Plain meat, fish, rice, fruits, and vegetables do not contain
gluten, so people with celiac disease can eat as much of these
foods as they like.
The gluten-free diet is complicated. It requires a completely
new approach to eating that affects a person's entire life. People
with celiac disease have to be extremely careful about what they
buy for lunch at school or work, eat at cocktail parties, or grab
from the refrigerator for a midnight snack. Eating out can be a
challenge as the person with celiac disease learns to scrutinize
the menu for foods with gluten and question the waiter or chef
about possible hidden sources of gluten. Alcoholic drinks can be a special challenge. However, with practice,
dodging gluten becomes second nature and people learn to
recognize which foods are safe and which are off limits.
A dietitian can help people learn about their new diet.
Also, support groups are particularly helpful for newly diagnosed
people and their families as they learn to adjust to a new way of
What Are the Complications of Celiac Disease?
Damage to the small intestine and the resulting problems with
nutrient absorption put a person with celiac disease at risk for
several diseases and health problems.
are types of cancer
that can develop in the intestine, perhaps even when celiac disease is properly treated with a gluten free diet.
is a condition in which the bones become
weak, brittle, and prone to breaking. Poor calcium absorption is a
contributing factor to osteoporosis.
baby, such as neural tube defects, are risks for untreated pregnant
women with celiac disease because of malabsorption of
results when childhood celiac disease
prevents nutrient absorption during the years when nutrition is
critical to a child's normal growth and development. Children who
are diagnosed and treated before their growth stops may have a
, or convulsions, result from inadequate
. Lack of folic acid causes calcium
deposits, called calcifications, to form in the brain, which in
turn cause seizures.
Diseases Linked to Celiac Disease
People with celiac disease tend to have other autoimmune
diseases as well, including
The connection between celiac and these diseases may be
genetic.

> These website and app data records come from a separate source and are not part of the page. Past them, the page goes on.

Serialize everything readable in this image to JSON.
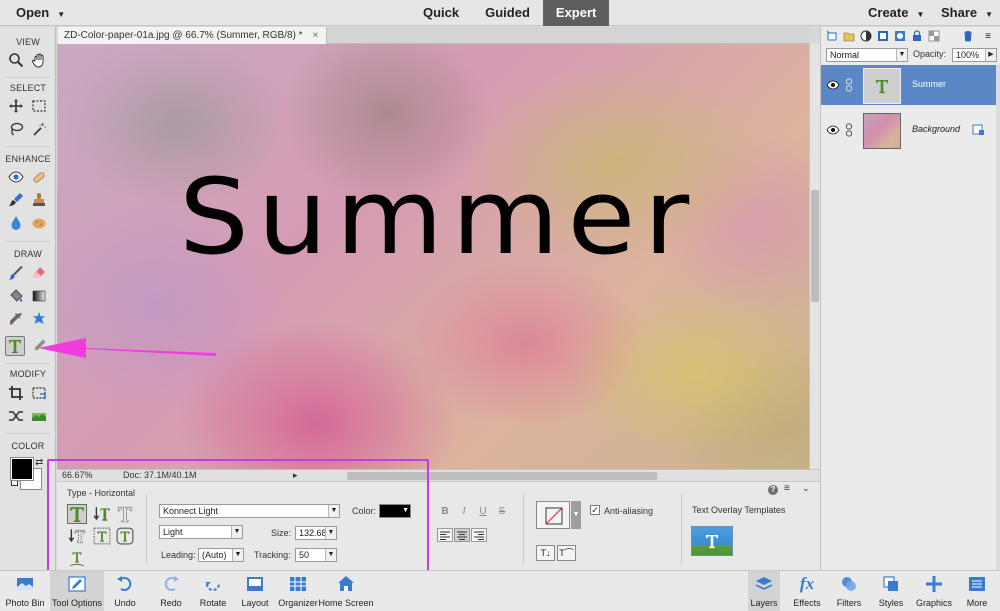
{
  "topbar": {
    "open_label": "Open",
    "modes": [
      "Quick",
      "Guided",
      "Expert"
    ],
    "active_mode": "Expert",
    "create_label": "Create",
    "share_label": "Share"
  },
  "toolbox": {
    "sections": [
      "VIEW",
      "SELECT",
      "ENHANCE",
      "DRAW",
      "MODIFY",
      "COLOR"
    ],
    "selected_tool": "horizontal-type-tool",
    "foreground_color": "#000000",
    "background_color": "#ffffff"
  },
  "document": {
    "tab_title": "ZD-Color-paper-01a.jpg @ 66.7% (Summer, RGB/8) *",
    "tab_close": "×",
    "canvas_text": "Summer",
    "zoom": "66.67%",
    "doc_size": "Doc: 37.1M/40.1M"
  },
  "tool_options": {
    "title": "Type - Horizontal",
    "font_family": "Konnect Light",
    "font_style": "Light",
    "color_label": "Color:",
    "text_color": "#000000",
    "size_label": "Size:",
    "size_value": "132.68",
    "leading_label": "Leading:",
    "leading_value": "(Auto)",
    "tracking_label": "Tracking:",
    "tracking_value": "50",
    "bold_label": "B",
    "italic_label": "I",
    "underline_label": "U",
    "strike_label": "S",
    "anti_aliasing_label": "Anti-aliasing",
    "anti_aliasing_checked": true,
    "overlay_label": "Text Overlay Templates",
    "help_icon": "?",
    "menu_icon": "≡"
  },
  "layers_panel": {
    "blend_mode": "Normal",
    "opacity_label": "Opacity:",
    "opacity_value": "100%",
    "layers": [
      {
        "name": "Summer",
        "selected": true
      },
      {
        "name": "Background",
        "selected": false
      }
    ]
  },
  "bottombar": {
    "left": [
      "Photo Bin",
      "Tool Options",
      "Undo",
      "Redo",
      "Rotate",
      "Layout",
      "Organizer",
      "Home Screen"
    ],
    "right": [
      "Layers",
      "Effects",
      "Filters",
      "Styles",
      "Graphics",
      "More"
    ]
  },
  "annotations": {
    "arrow_color": "#f23ce0",
    "highlight_color": "#c43be0"
  }
}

Because the incidence of celiac disease is relatively high in children with type 1 diabetes, some have recommended that all such children be screened for the disease.
The National Institutes of
Health (NIH), July 1999
Please be aware that this information is provided to supplement the care
provided by your physician. It is neither intended nor implied to be a
substitute for professional medical advice. CALL YOUR HEALTHCARE PROVIDER
IMMEDIATELY IF YOU THINK YOU MAY HAVE A MEDICAL EMERGENCY. Always seek the
advice of your physician or other qualified health provider prior to
starting any new treatment or with any questions you may have regarding a